• Tell patient drug may cause hair loss.

• As appropriate, review all other significant and life-threatening adverse reactions and interactions, especially those related to the drugs and tests mentioned above.

etoposide

/eto·po·side/ (e″to-po´sīd) a semisynthetic derivative of podophyllotoxin used as the base or the phosphate salt as an antineoplastic, particularly for treating testicular tumors and small cell lung carcinoma.

etoposide

(ē′tə-pō′sīd′)
n.
A semisynthetic derivative of podophyllotoxin that is a mitotic inhibitor used in the treatment of refractory testicular tumors and small cell lung cancer.

etoposide

an antineoplastic or chemotherapeutic agent and mitotic inhibitor.
indications It is prescribed in the treatment of several forms of cancer, including lymphomas, cancer of the testicles and prostate, and small-cell lung cancer, to prevent tumor cells from dividing and spreading.
contraindications It should not be used if there is an allergy to etoposide or podophyllum.
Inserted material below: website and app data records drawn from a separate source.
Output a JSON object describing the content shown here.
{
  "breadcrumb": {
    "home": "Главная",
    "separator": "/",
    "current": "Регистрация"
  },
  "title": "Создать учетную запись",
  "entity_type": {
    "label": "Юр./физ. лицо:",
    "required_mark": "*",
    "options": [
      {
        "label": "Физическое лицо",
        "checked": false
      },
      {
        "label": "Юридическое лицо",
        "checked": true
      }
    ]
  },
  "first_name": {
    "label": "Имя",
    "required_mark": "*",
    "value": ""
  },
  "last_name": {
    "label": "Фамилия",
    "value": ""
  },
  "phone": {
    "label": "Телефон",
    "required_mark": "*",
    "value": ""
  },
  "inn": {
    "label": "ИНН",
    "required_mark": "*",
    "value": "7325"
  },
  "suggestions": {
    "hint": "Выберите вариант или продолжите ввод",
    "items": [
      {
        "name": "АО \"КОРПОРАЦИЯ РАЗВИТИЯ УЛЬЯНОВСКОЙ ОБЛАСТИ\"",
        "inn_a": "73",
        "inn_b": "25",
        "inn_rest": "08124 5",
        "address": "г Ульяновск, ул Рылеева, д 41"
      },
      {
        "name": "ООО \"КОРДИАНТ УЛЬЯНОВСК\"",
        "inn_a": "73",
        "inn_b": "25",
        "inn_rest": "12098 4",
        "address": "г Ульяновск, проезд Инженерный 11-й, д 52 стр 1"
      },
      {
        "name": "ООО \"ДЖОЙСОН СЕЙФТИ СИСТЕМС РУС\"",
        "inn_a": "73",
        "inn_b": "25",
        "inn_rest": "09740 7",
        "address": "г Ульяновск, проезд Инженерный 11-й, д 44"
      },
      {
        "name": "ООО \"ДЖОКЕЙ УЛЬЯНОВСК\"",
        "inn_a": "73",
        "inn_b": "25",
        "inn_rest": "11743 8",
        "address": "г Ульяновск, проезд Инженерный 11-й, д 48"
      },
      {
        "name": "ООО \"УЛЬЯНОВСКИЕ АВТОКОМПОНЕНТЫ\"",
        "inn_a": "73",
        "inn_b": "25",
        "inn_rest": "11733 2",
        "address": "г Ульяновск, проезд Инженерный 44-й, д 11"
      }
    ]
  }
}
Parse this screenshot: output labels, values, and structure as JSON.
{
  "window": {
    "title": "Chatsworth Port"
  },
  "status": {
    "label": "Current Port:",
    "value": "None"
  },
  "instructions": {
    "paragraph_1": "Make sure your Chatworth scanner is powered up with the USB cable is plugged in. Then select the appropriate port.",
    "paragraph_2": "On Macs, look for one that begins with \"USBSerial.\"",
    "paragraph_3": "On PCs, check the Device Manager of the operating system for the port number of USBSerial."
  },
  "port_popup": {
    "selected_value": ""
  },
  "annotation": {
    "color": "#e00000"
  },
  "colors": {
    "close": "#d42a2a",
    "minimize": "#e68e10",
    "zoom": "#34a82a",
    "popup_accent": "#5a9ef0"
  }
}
There is a potential adverse effect to the fetus if used by a pregnant patient, and the drug should not be used if breastfeeding.
adverse effects The side effects most often reported include chills, rapid heartbeat, painful or difficult breathing, decreased blood pressure, hair loss, rash, itching, skin discoloration, and digestive disorders.
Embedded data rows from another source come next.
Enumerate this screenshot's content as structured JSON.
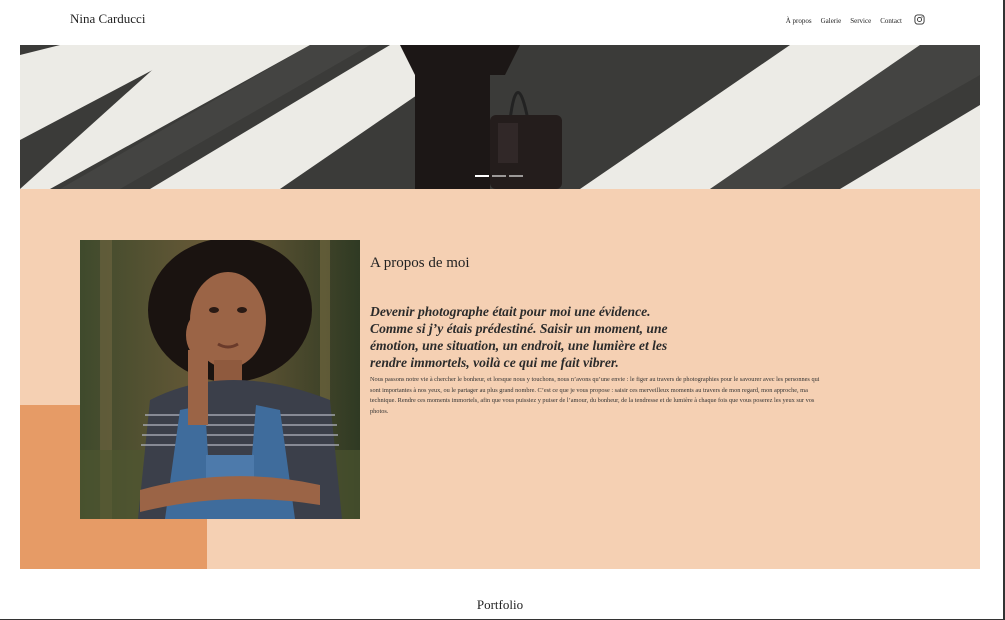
{
  "header": {
    "brand": "Nina Carducci",
    "nav": [
      {
        "label": "À propos"
      },
      {
        "label": "Galerie"
      },
      {
        "label": "Service"
      },
      {
        "label": "Contact"
      }
    ],
    "social_icon": "instagram-icon"
  },
  "carousel": {
    "slide_count": 3,
    "active_slide": 1
  },
  "about": {
    "title": "A propos de moi",
    "lead": "Devenir photographe était pour moi une évidence. Comme si j’y étais prédestiné. Saisir un moment, une émotion, une situation, un endroit, une lumière et les rendre immortels, voilà ce qui me fait vibrer.",
    "body": "Nous passons notre vie à chercher le bonheur, et lorsque nous y touchons, nous n’avons qu’une envie : le figer au travers de photographies pour le savourer avec les personnes qui sont importantes à nos yeux, ou le partager au plus grand nombre. C’est ce que je vous propose : saisir ces merveilleux moments au travers de mon regard, mon approche, ma technique. Rendre ces moments immortels, afin que vous puissiez y puiser de l’amour, du bonheur, de la tendresse et de lumière à chaque fois que vous poserez les yeux sur vos photos."
  },
  "portfolio": {
    "title": "Portfolio"
  },
  "colors": {
    "about_background": "#f5d0b3",
    "accent_block": "#e69b66",
    "text": "#222222"
  }
}
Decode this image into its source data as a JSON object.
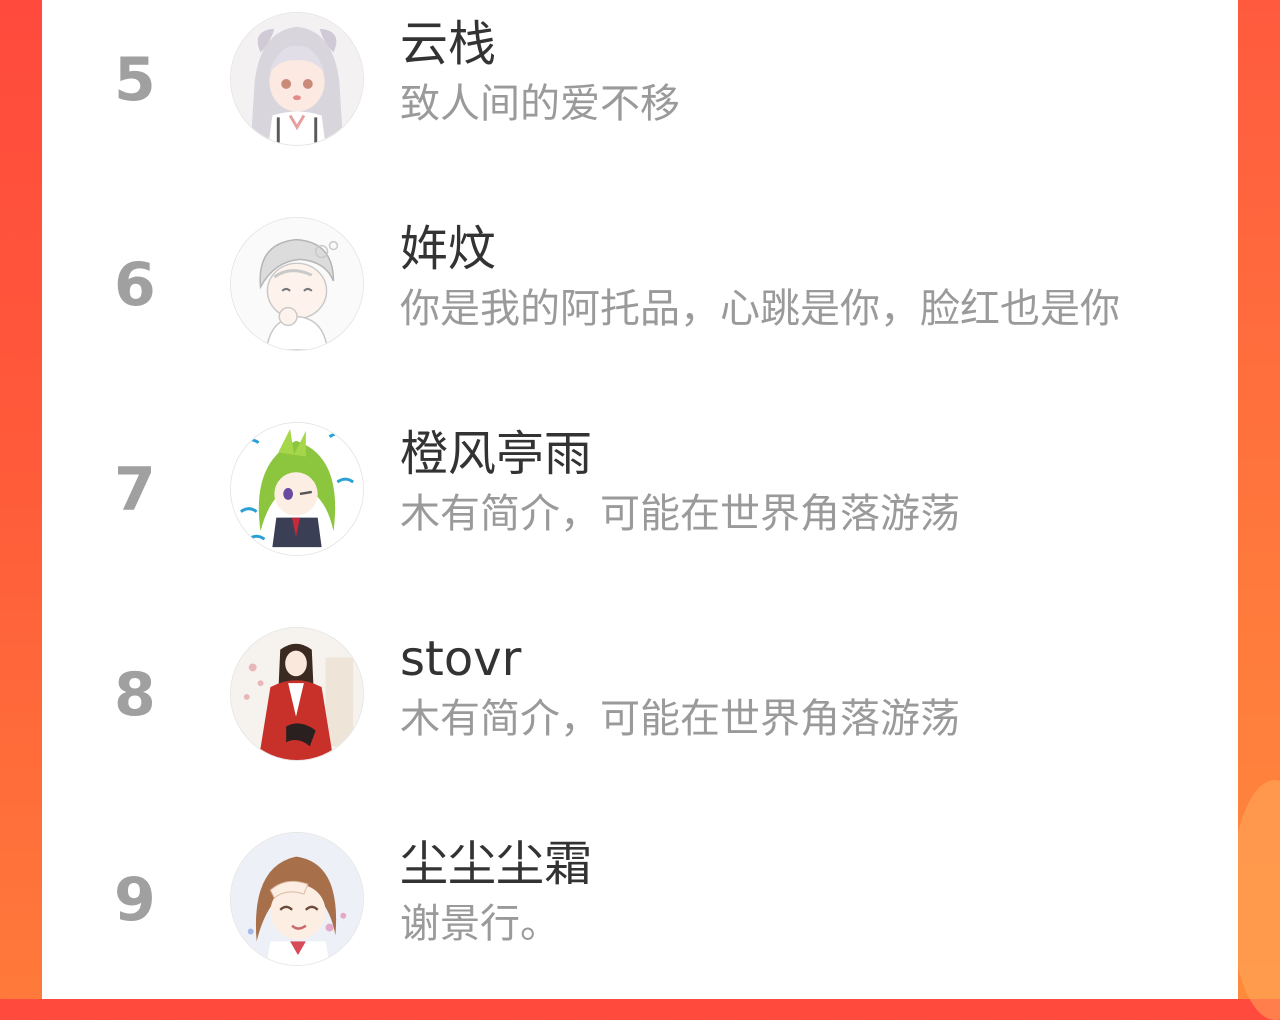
{
  "ranking": {
    "items": [
      {
        "rank": "5",
        "name": "云栈",
        "bio": "致人间的爱不移",
        "avatar_icon": "anime-girl-avatar-icon"
      },
      {
        "rank": "6",
        "name": "姩炆",
        "bio": "你是我的阿托品，心跳是你，脸红也是你",
        "avatar_icon": "anime-boy-avatar-icon"
      },
      {
        "rank": "7",
        "name": "橙风亭雨",
        "bio": "木有简介，可能在世界角落游荡",
        "avatar_icon": "anime-green-hair-avatar-icon"
      },
      {
        "rank": "8",
        "name": "stovr",
        "bio": "木有简介，可能在世界角落游荡",
        "avatar_icon": "ancient-costume-avatar-icon"
      },
      {
        "rank": "9",
        "name": "尘尘尘霜",
        "bio": "谢景行。",
        "avatar_icon": "anime-cheerful-girl-avatar-icon"
      }
    ]
  },
  "colors": {
    "background_red": "#ff4a3d",
    "background_orange": "#ff7a3a",
    "rank_number": "#a0a0a0",
    "name_text": "#333333",
    "bio_text": "#9a9a9a"
  }
}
etoposide

Oncology A chemotherapeutic active against monocytic leukemia, CNS lymphoma, refractory small cell carcinoma, testicular CA, and KS, which may be co-administered with cyclophosphamide and doxorubicin Adverse effects BM toxicity, hair loss, nausea, incoordination, stomatitis, dyspnea, anorexia. See AIDS, ALL.
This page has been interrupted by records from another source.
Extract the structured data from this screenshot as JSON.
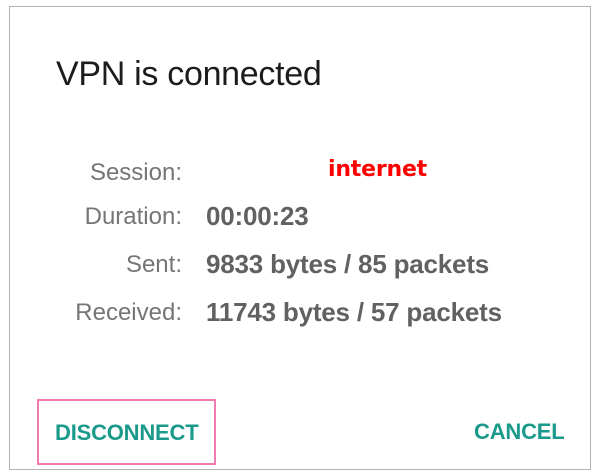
{
  "dialog": {
    "title": "VPN is connected",
    "fields": [
      {
        "label": "Session:",
        "value": "internet"
      },
      {
        "label": "Duration:",
        "value": "00:00:23"
      },
      {
        "label": "Sent:",
        "value": "9833 bytes / 85 packets"
      },
      {
        "label": "Received:",
        "value": "11743 bytes / 57 packets"
      }
    ],
    "buttons": {
      "disconnect": "DISCONNECT",
      "cancel": "CANCEL"
    }
  },
  "colors": {
    "title": "#1c1c1c",
    "label": "#757575",
    "value": "#616161",
    "session_value": "#ff0000",
    "button_text": "#1a9a8a",
    "highlight_border": "#f37ab1"
  }
}
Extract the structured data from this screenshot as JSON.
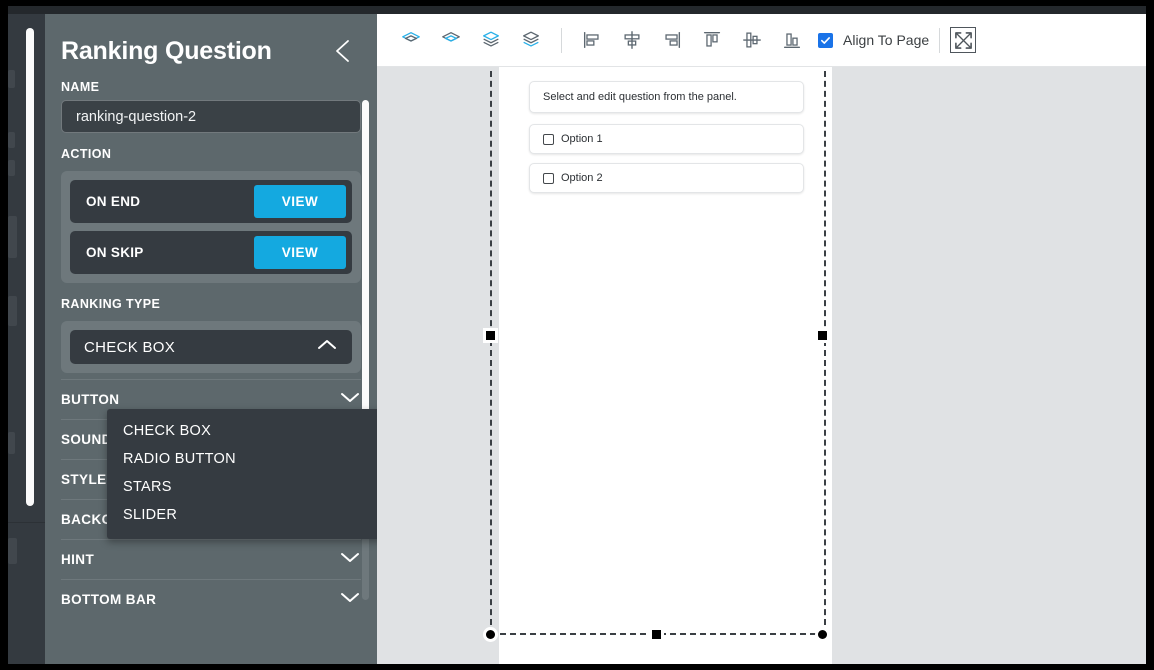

etoposide

An anticancer drug derived from a plant poison epipodophyllotoxin. It is used chiefly in the maintenance treatment of acute leukaemia after remission has been achieved and the bone marrow has recovered. It has been given by mouth to treat lung cancer. The drug is on the WHO official list. A brand name is Vepeside.

etoposide

a derivative of podophyllotoxin with antineoplastic activity; used in the treatment of leukemias.
References in periodicals archive ?
Responses to high-dose TI-CE chemotherapy regimen in patients with relapsed germ cell tumours (n=79 patients) Response n % Combined % CR (chemotherapy 13 17% alone) 45% CR 70% CR (chemotherapy + 22 28% Favourable surgery) response Partial response 20 25% with negative markers CR: complete response; TI-CE: paclitaxel [T] plus ifosfamide [I] followed by high-dose carboplatin [C] plus etoposide [E].
A) (Top row) Electron micrographs of wild-type MEFs and Atg5-deficient MEFs treated with etoposide (10 [micro]M) for 18 h.
Entecavir and etoposide were eluted through column C18 ODS Hypersil column of 150 mm x 4.
Treatment of disseminated germ-cell tumors with cisplatin, bleomycin, and either vinblastine or etoposide.
Treatment ofpoorly differenciated neuroendocrine tumors with etoposide and cisplatin.
5), (9) Various regimens adding cisplatin as the main agent have been used, including etoposide, cyclophosphamide, doxorubicin and vincristine; carboplatin and etoposide; carboplatin and taxanes; and cisplatin, ifosfamide, and etoposide.
to oral Etoposide in patients free from disease after their second metastatic relapse.
The researchers compared various chemotherapy regimens and IFRT doses and found that outcomes were similar when 30 Gy of IFRT was combined with either four cycles of ABVD (doxorubicine, bleomycin, vinblastine, and dacarbazine) or four cycles of BEACOPP (bleomycin, etoposide, doxorubicin, cyclophosphamide, vincristine, procarbazine, prednisone).
Other tests showed juices can affect the absorption of anti-cancer drugs such as etoposide (Etopophos, Vepesid), beta blockers such as tenormin (Atenolol) and talinolol (Cordanum), and antibiotics such as ciprofloxacin (Cipro), levofloxacin (Levaquin) and itraconazole (Sporanox).
Name of trial A Phase Ib/II Study of CYT997 in Combination with Carboplatin and Etoposide in Relapsed Glioblastoma Multiforme (CCL08001).
To date, grapefruit, orange and apple juices have been shown to lower the absorption of etoposide (an anti-cancer agent), several beta-blockers (used to treat high blood pressure and prevent heart attacks), cyclosporine (which prevents rejection of transplanted organs) and certain antibiotics.
Drugs whose effectiveness was lowered included anti-cancer agent etoposide, beta blockers and cyclosporine, which prevents rejection of transplanted organs.